The answer must be a single number: how many lines of the records below contain "Plan".
*****
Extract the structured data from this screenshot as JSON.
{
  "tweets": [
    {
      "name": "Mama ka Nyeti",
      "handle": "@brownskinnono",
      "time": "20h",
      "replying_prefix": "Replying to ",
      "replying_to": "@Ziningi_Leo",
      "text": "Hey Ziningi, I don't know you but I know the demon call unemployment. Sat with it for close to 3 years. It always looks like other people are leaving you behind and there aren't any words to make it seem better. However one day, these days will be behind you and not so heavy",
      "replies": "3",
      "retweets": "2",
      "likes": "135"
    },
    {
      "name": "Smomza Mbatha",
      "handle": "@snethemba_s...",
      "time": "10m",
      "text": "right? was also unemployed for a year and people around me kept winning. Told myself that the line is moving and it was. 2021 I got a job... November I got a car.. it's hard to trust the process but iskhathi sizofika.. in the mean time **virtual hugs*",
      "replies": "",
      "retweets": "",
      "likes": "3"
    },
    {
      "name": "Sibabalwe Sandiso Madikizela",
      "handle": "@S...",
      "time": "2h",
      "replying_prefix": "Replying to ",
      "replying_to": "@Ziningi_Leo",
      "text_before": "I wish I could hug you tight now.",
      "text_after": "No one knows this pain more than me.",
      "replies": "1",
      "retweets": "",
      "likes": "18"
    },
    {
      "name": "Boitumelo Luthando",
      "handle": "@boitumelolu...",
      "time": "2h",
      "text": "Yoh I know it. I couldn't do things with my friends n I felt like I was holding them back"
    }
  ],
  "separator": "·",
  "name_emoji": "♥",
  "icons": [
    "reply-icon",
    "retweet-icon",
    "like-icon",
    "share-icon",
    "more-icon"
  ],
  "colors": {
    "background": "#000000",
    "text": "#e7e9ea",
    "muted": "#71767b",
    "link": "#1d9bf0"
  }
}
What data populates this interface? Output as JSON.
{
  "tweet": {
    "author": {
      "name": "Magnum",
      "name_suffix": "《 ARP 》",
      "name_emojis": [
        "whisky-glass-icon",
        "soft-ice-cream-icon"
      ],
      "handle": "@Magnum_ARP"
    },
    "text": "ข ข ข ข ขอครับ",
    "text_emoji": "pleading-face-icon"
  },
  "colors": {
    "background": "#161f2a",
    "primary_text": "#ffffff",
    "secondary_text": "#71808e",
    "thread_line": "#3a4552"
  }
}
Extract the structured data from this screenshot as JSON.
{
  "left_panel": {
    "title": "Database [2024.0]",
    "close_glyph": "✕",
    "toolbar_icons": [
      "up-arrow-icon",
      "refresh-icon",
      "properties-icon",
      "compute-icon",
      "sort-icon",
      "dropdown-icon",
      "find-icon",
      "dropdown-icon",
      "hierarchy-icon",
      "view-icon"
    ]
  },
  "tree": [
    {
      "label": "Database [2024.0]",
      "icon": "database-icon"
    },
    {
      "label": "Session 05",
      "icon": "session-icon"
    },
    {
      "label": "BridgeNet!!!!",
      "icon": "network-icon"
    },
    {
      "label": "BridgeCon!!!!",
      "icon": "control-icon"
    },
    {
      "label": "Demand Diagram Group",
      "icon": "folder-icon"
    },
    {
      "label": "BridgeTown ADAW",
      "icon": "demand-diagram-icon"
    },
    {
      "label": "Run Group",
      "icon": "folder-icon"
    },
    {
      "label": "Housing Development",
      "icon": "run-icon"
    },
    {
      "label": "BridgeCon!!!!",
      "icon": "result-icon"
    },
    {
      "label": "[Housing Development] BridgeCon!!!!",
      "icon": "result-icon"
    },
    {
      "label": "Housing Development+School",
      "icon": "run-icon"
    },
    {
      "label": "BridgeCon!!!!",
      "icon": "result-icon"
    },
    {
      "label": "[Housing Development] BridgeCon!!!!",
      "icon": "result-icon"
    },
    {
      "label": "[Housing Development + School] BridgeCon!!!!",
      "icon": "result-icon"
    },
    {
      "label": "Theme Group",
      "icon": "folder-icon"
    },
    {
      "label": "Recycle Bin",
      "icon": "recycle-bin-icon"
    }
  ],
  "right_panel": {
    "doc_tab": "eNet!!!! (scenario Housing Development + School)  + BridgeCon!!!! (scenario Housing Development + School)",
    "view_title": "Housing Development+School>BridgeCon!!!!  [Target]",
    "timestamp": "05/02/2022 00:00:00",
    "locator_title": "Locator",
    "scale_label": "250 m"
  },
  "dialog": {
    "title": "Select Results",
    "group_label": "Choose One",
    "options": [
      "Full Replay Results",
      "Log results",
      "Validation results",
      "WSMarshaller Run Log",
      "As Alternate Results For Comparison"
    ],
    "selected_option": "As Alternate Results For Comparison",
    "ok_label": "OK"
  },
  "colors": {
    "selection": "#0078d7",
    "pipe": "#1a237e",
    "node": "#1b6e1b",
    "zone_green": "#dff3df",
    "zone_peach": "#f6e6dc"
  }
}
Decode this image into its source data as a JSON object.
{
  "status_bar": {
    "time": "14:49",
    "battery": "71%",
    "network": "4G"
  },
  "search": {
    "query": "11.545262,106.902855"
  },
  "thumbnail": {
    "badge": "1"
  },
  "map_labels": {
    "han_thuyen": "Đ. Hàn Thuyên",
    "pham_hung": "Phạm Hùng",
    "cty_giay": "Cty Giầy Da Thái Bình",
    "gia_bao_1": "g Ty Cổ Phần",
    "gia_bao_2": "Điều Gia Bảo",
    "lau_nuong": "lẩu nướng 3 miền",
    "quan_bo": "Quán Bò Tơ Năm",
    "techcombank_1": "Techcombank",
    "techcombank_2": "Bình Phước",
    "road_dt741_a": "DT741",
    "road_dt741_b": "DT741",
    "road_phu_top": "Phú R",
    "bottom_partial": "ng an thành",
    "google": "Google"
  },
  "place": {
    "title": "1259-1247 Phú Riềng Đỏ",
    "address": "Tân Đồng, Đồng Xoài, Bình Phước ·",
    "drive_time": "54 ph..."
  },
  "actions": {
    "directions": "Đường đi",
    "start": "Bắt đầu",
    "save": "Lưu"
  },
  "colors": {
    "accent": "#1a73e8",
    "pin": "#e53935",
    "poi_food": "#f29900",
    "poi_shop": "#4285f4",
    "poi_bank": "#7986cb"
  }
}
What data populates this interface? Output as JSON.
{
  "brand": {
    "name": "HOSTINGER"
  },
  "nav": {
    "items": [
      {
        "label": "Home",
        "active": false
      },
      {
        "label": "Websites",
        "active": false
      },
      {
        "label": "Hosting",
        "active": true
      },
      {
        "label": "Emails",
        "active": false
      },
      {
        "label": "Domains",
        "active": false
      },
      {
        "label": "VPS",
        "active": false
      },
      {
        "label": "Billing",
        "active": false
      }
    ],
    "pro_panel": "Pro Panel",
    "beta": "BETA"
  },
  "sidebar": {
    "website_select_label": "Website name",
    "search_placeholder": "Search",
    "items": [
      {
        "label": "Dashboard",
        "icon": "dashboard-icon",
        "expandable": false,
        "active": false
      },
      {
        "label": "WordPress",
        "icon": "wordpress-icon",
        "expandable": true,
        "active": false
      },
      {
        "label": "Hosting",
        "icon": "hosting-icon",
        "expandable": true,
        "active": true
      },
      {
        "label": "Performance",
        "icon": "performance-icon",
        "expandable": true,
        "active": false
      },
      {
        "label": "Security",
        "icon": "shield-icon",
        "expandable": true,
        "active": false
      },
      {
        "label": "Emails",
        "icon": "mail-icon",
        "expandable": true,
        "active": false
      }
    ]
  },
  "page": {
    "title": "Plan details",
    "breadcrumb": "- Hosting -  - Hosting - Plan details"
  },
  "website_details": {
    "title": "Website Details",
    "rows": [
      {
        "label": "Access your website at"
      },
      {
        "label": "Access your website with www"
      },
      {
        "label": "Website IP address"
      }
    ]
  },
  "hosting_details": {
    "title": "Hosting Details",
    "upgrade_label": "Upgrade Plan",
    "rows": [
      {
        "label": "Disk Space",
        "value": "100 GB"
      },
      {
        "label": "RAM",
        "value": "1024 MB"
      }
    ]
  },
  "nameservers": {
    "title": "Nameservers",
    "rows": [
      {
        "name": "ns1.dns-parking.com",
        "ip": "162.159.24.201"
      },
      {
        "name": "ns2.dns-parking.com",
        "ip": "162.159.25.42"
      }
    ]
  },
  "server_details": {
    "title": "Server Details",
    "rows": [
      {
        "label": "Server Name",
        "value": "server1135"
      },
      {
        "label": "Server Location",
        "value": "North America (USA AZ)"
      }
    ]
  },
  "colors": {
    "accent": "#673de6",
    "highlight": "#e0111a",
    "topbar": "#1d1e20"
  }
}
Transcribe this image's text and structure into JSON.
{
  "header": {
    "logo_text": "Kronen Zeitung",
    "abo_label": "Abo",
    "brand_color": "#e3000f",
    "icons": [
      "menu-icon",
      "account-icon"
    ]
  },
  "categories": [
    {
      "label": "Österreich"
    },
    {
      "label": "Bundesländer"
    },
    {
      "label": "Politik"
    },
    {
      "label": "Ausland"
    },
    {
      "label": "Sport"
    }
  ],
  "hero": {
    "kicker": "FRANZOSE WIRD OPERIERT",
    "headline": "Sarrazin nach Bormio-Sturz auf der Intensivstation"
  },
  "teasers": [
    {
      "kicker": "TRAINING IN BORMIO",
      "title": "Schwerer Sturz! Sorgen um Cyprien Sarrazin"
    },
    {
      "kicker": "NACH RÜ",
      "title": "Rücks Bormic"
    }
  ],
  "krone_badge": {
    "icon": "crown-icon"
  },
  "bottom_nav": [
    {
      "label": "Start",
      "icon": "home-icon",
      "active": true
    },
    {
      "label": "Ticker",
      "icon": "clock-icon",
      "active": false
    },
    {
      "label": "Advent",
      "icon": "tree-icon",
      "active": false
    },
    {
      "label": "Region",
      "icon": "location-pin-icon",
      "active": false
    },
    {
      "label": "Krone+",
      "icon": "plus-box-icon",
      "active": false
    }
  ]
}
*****
### TASK ANSWER:
3